UNDER $50

Fanny’s choice: 2014 Gamine Grenache Rose Petillant
$33 at Central Bottle

“Kate Norris of Division Wine Company in downtown Portland, Ore. makes wines that look as good as they taste. Considering how good the wine does taste, this is pretty remarkable. Her pétillant grenache rosé is all about charm. It’s so charming, in fact, that its name means just that: ‘gamine (noun): a characteristic of or relating to a girl with mischievous or boyish charm.’ It’s the kind of wine that can start a good conversation at your work’s holiday party, or your family’s holiday meal. Invitingly bright and fresh cherry, some moments of tropical fruit, with an underlying mischievous pepperiness make me want another sip, and another, and another.”

Social Wines’ choice, via Eileen Elliott, wine director: NV Strohmeier ‘”Schilcher” Frizzante
$43 at Social Wines

“I love when wine drinks like food! Franz Strohmeier works naturally in Styria, the ‘green heart’ of Austria. Made from 100 percent Blauer Wildbacher, the native grape in the region known for making this fizzy Schilcher style of wine. It is unfiltered, with primary fermentation in stainless steel and second in the bottle. This reminds me of the lickable wallpaper in Willy Wonka. So pop this farmer fizz and tell your friends it smells like a snozzberry; you’ll live happily ever after.”

Michael’s choice: NV Demière-Ansiot Champagne Blanc de Blancs
$48 normally at Streetcar, 10 percent off all Champagnes through December

“Nicolas Demière farms eight-and-a-half hectares of grand cru vineyards in Oger, all planted with chardonnay. Less than half of his fruit goes into the two bottlings produced at the winery. This is the non-vintage version, [mostly] 2009, with some reserve wine from 2006 and 2008. We haven’t found any Champagne under $50 that rivals this one in its classic, pure elegance and impeccable balance.”

Lauren’s Choice: Bérèche ‘Brut Réserve,’ Montagne de Reims, Champagne
$50 at the Wine Bottega
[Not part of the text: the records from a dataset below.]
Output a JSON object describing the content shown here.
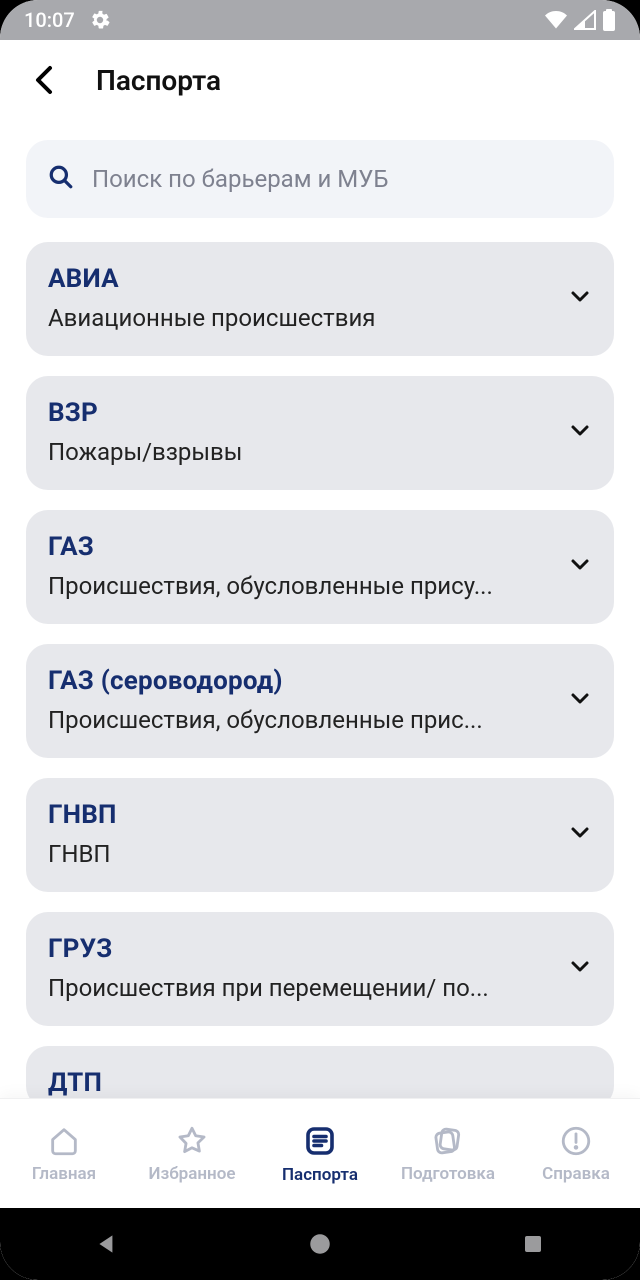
{
  "status": {
    "time": "10:07"
  },
  "header": {
    "title": "Паспорта"
  },
  "search": {
    "placeholder": "Поиск по барьерам и МУБ"
  },
  "cards": [
    {
      "title": "АВИА",
      "sub": "Авиационные происшествия"
    },
    {
      "title": "ВЗР",
      "sub": "Пожары/взрывы"
    },
    {
      "title": "ГАЗ",
      "sub": "Происшествия, обусловленные прису..."
    },
    {
      "title": "ГАЗ (сероводород)",
      "sub": "Происшествия, обусловленные  прис..."
    },
    {
      "title": "ГНВП",
      "sub": "ГНВП"
    },
    {
      "title": "ГРУЗ",
      "sub": "Происшествия при перемещении/ по..."
    },
    {
      "title": "ДТП",
      "sub": ""
    }
  ],
  "nav": {
    "items": [
      {
        "label": "Главная"
      },
      {
        "label": "Избранное"
      },
      {
        "label": "Паспорта"
      },
      {
        "label": "Подготовка"
      },
      {
        "label": "Справка"
      }
    ],
    "active_index": 2
  }
}
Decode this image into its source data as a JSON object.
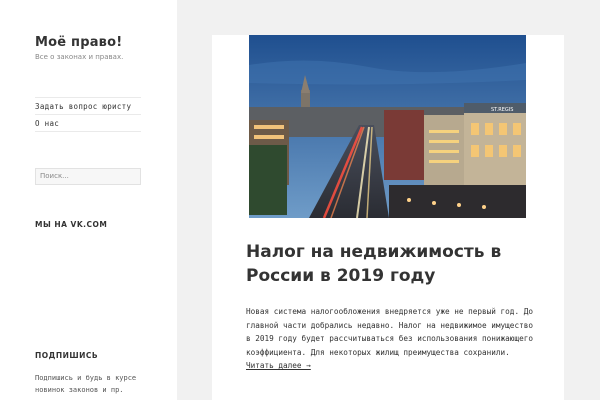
{
  "site": {
    "title": "Моё право!",
    "description": "Все о законах и правах."
  },
  "menu": {
    "items": [
      {
        "label": "Задать вопрос юристу"
      },
      {
        "label": "О нас"
      }
    ]
  },
  "search": {
    "placeholder": "Поиск..."
  },
  "widgets": {
    "vk_title": "МЫ НА VK.COM",
    "subscribe_title": "ПОДПИШИСЬ",
    "subscribe_text": "Подпишись и будь в курсе новинок законов и пр."
  },
  "post": {
    "title": "Налог на недвижимость в России в 2019 году",
    "excerpt": "Новая система налогообложения внедряется уже не первый год. До главной части добрались недавно. Налог на недвижимое имущество в 2019 году будет рассчитываться без использования понижающего коэффициента. Для некоторых жилищ преимущества сохранили.",
    "read_more": "Читать далее →",
    "image_sign": "ST.REGIS"
  },
  "colors": {
    "sky": "#2f5fa0",
    "road": "#3a3f4a",
    "sidebar_bg": "#ffffff",
    "page_bg": "#f1f1f1"
  }
}
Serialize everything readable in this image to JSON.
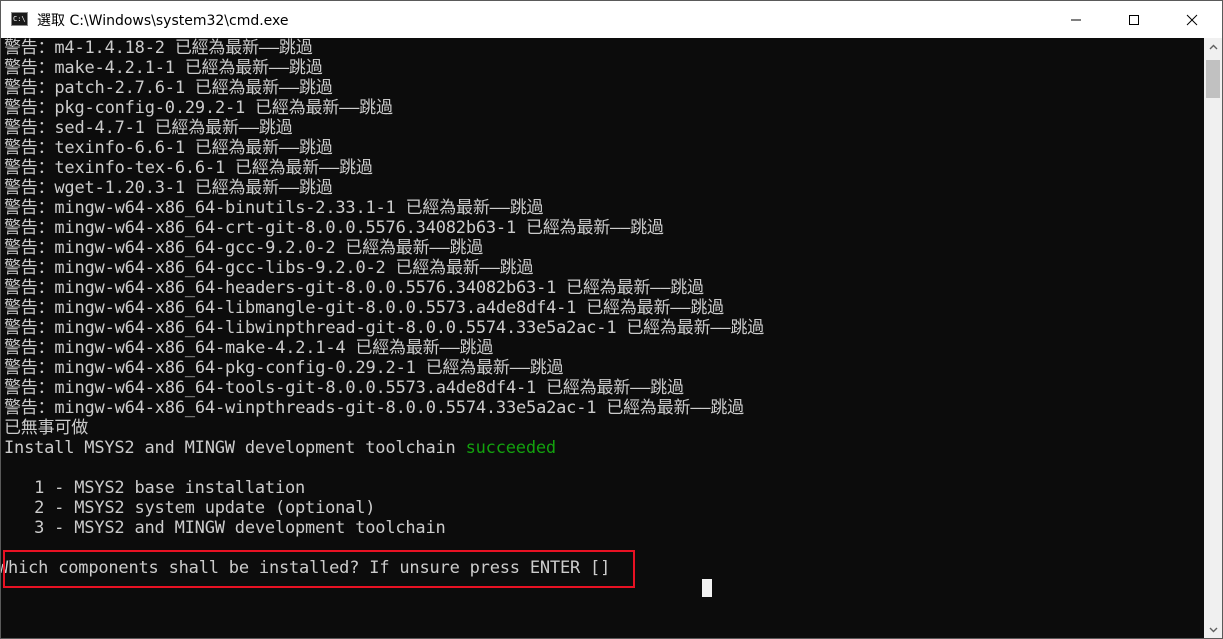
{
  "window": {
    "title": "選取 C:\\Windows\\system32\\cmd.exe",
    "icon_label": "C:\\",
    "icons": [
      "cmd-app-icon",
      "minimize-icon",
      "maximize-icon",
      "close-icon"
    ]
  },
  "console": {
    "lines": [
      "警告：m4-1.4.18-2 已經為最新——跳過",
      "警告：make-4.2.1-1 已經為最新——跳過",
      "警告：patch-2.7.6-1 已經為最新——跳過",
      "警告：pkg-config-0.29.2-1 已經為最新——跳過",
      "警告：sed-4.7-1 已經為最新——跳過",
      "警告：texinfo-6.6-1 已經為最新——跳過",
      "警告：texinfo-tex-6.6-1 已經為最新——跳過",
      "警告：wget-1.20.3-1 已經為最新——跳過",
      "警告：mingw-w64-x86_64-binutils-2.33.1-1 已經為最新——跳過",
      "警告：mingw-w64-x86_64-crt-git-8.0.0.5576.34082b63-1 已經為最新——跳過",
      "警告：mingw-w64-x86_64-gcc-9.2.0-2 已經為最新——跳過",
      "警告：mingw-w64-x86_64-gcc-libs-9.2.0-2 已經為最新——跳過",
      "警告：mingw-w64-x86_64-headers-git-8.0.0.5576.34082b63-1 已經為最新——跳過",
      "警告：mingw-w64-x86_64-libmangle-git-8.0.0.5573.a4de8df4-1 已經為最新——跳過",
      "警告：mingw-w64-x86_64-libwinpthread-git-8.0.0.5574.33e5a2ac-1 已經為最新——跳過",
      "警告：mingw-w64-x86_64-make-4.2.1-4 已經為最新——跳過",
      "警告：mingw-w64-x86_64-pkg-config-0.29.2-1 已經為最新——跳過",
      "警告：mingw-w64-x86_64-tools-git-8.0.0.5573.a4de8df4-1 已經為最新——跳過",
      "警告：mingw-w64-x86_64-winpthreads-git-8.0.0.5574.33e5a2ac-1 已經為最新——跳過",
      "已無事可做"
    ],
    "install_prefix": "Install MSYS2 and MINGW development toolchain ",
    "install_status": "succeeded",
    "options": [
      "   1 - MSYS2 base installation",
      "   2 - MSYS2 system update (optional)",
      "   3 - MSYS2 and MINGW development toolchain"
    ],
    "prompt": "Which components shall be installed? If unsure press ENTER []"
  },
  "colors": {
    "background": "#0c0c0c",
    "text": "#cccccc",
    "success": "#13a10e",
    "highlight_border": "#e81123"
  }
}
“It’s no secret that Champagne’s famed chalky soils are more or less toxic after years of relying on chemicals to coax consistency out of some of the trickiest growing conditions in the world. I’m not giving up, though, and Bérèche gives me hope. The family has been producing traditional wines on the storied hill of Montagne de Reims since the mid-19th century, and the current generation is helping lead the charge in proving gorgeous bubbles can be made without the help of all that other stuff. This is a classic blend of pinot noir, chardonnay and pinot meunier, and it’s just an awesome value—incredible depth, complexity and nuance with delicate fruit and a tight mineral snap. It hits every point on your palate just so, and I think it’s a good argument for Champagne being alive and well.”

Central Bottle Wine + Provisions, 196 Massachusetts Ave., Cambridge, 617-225-0040 or centralbottle.com.
Social Wines, 52 W. Broadway, Boston, 617-268-2974 or socialwinesbos.com.
Streetcar Wine & Beer, 488 Centre St., Jamaica Plain; 617-522-6416 or streetcarwines.com.
The Wine Bottega, 341 Hanover St., Boston; 617-227-6607 or thewinebottega.com.


Jacqueline Cain Associate Food Editor at Boston Magazine jcain@bostonmagazine.com